- Don’t wait to pot up your seedlings into larger containers – Familiarize yourself with your seedlings. If you’ve planted your seeds in 1-inch cell packs, they will be ready for potting up into larger containers after they’ve developed their second set of true leaves. If they were sown thickly in a tray, be sure to prick them out and pot them on before they develop their first true leaves. The more leaves they develop, the thicker and longer their roots. The earlier you get them out and into a larger container, the easier it will be for you and won’t damage the roots of neighbouring seedlings. Provide your seedlings with the appropriate size pot. Check your seedling’s roots. If they are coming out the bottom of the container or have started wrapping themselves around the root ball, pot them up to the next size container. If you leave them in the small container for too long, it may stunt their growth. Recovery is not always possible.
Provide your seedlings with the appropriate size pot. Check your seedling’s roots. If they are coming out the bottom of the container or have started wrapping themselves around the root ball, pot them up to the next size container. If you leave them in the small container for too long, it may stunt their growth. Recovery is not always possible.
- Fertilize your plants after they’ve developed their second set of true leaves – Once your seedlings have developed their second set of true leaves, they are ready for a weekly fertilizer. Use a light strength all-purpose fertilizer. Dilute it in a watering can based on the instructions of the fertilizer bottle. Ensure the liquid runs out the bottom of your pots when fertilizing, or it may burn your plant’s roots. I prefer to use a fish emulsion, since it is gentle on the seedlings. Fertilizing isn’t a must, however. I often skip this step and only fertilize if my seedlings show signs of needing an added boost.

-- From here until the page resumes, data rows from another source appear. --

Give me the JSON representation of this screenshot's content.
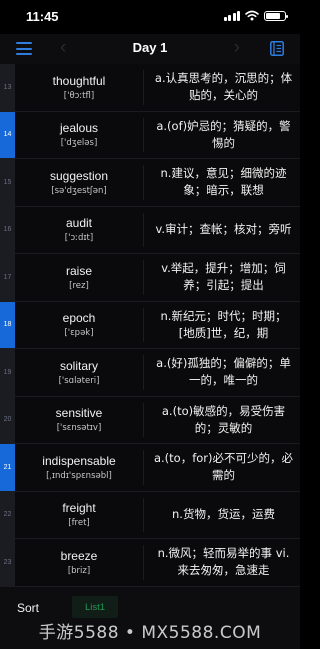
{
  "status": {
    "time": "11:45"
  },
  "nav": {
    "title": "Day 1",
    "menu_icon": "hamburger-menu-icon",
    "book_icon": "book-icon"
  },
  "words": [
    {
      "num": "13",
      "active": false,
      "word": "thoughtful",
      "phonetic": "['θɔːtfl]",
      "meaning": "a.认真思考的，沉思的；体贴的，关心的"
    },
    {
      "num": "14",
      "active": true,
      "word": "jealous",
      "phonetic": "['dʒeləs]",
      "meaning": "a.(of)妒忌的；猜疑的，警惕的"
    },
    {
      "num": "15",
      "active": false,
      "word": "suggestion",
      "phonetic": "[sə'dʒestʃən]",
      "meaning": "n.建议，意见；细微的迹象；暗示，联想"
    },
    {
      "num": "16",
      "active": false,
      "word": "audit",
      "phonetic": "['ɔːdɪt]",
      "meaning": "v.审计；查帐；核对；旁听"
    },
    {
      "num": "17",
      "active": false,
      "word": "raise",
      "phonetic": "[rez]",
      "meaning": "v.举起，提升；增加；饲养；引起；提出"
    },
    {
      "num": "18",
      "active": true,
      "word": "epoch",
      "phonetic": "['ɛpək]",
      "meaning": "n.新纪元；时代；时期；[地质]世，纪，期"
    },
    {
      "num": "19",
      "active": false,
      "word": "solitary",
      "phonetic": "['sɑləteri]",
      "meaning": "a.(好)孤独的；偏僻的；单一的，唯一的"
    },
    {
      "num": "20",
      "active": false,
      "word": "sensitive",
      "phonetic": "['sɛnsətɪv]",
      "meaning": "a.(to)敏感的，易受伤害的；灵敏的"
    },
    {
      "num": "21",
      "active": true,
      "word": "indispensable",
      "phonetic": "[ˌɪndɪ'spɛnsəbl]",
      "meaning": "a.(to，for)必不可少的，必需的"
    },
    {
      "num": "22",
      "active": false,
      "word": "freight",
      "phonetic": "[fret]",
      "meaning": "n.货物，货运，运费"
    },
    {
      "num": "23",
      "active": false,
      "word": "breeze",
      "phonetic": "[briz]",
      "meaning": "n.微风；轻而易举的事 vi.来去匆匆，急速走"
    }
  ],
  "bottom": {
    "sort_label": "Sort",
    "list_label": "List1"
  },
  "watermark": "手游5588 • MX5588.COM",
  "colors": {
    "accent": "#2f7de1",
    "active_row": "#1768d8",
    "list_tab": "#1f9a55"
  }
}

- Keep the room at a constant temperature of at least 21 celsius/70 fahrenheit – Although cool-season vegetables will germinate at a lower temperature, the ideal indoor temperature is 21 celsius. Cooler temperatures may stunt the growth of delicate seedlings and even damage them. If temperature drops below 8 celsius/46 fahrenheit, plants will stop growing. Once they react to the lower temperatures, it is often difficult for them to recover.

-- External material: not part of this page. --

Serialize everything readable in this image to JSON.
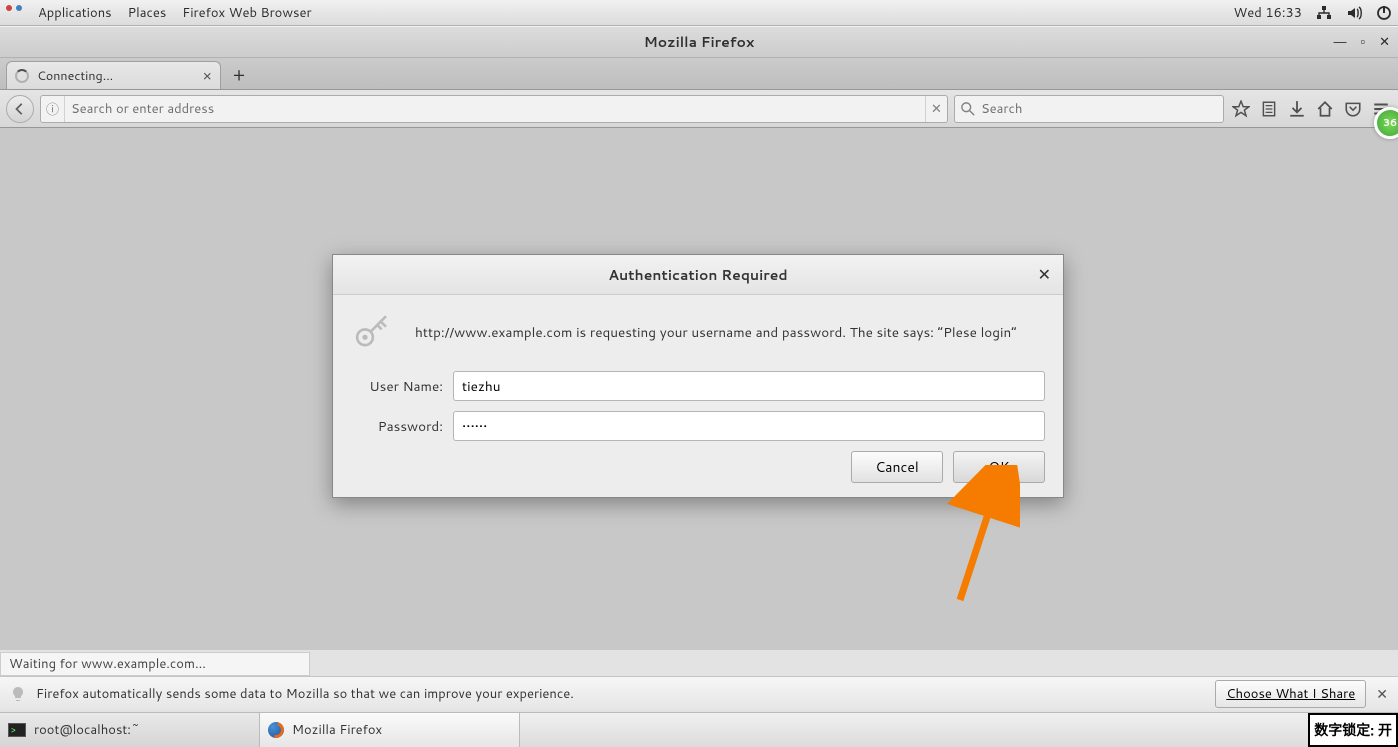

- Label all your seedlings – Be sure to label all your seedlings. No matter how excellent your memory, it is very easy to forget exactly what you planted in each tray and many seedlings look similar, especially if they belong to the same plant family. Labelling them will make it easier for you to properly care for your seedlings.
- Don’t take on or start too many seeds – Only start what you can handle. It is very tempting to start everything you like, but keep in mind where you will plant them all. It is very easy to run out of space under your grow lights and in your garden. Also, the more seedlings you start, the more work you will have in watering them. This may cause you to become frustrated and regret taking on all that you have. This leads me to my last point…
- Don’t give up on your seedlings – Frustration may lead you to giving up on your seedlings. Don’t give up after all the work you put into starting them. A little patience will reward you at the end. There is nothing like the taste of homegrown veggies!
These 10 steps will arm you with what you need to maintain and grow the healthiest seedlings. We all have failures and some can’t be explained. That’s ok. If you have enough variety, you should have enough seedlings to balance out the ones that didn’t make it. Just keep trying each year and don’t give up. With trial and error comes experience, and experience leads to confidence. In the end, you will be rewarded with the most delicious homegrown vegetables.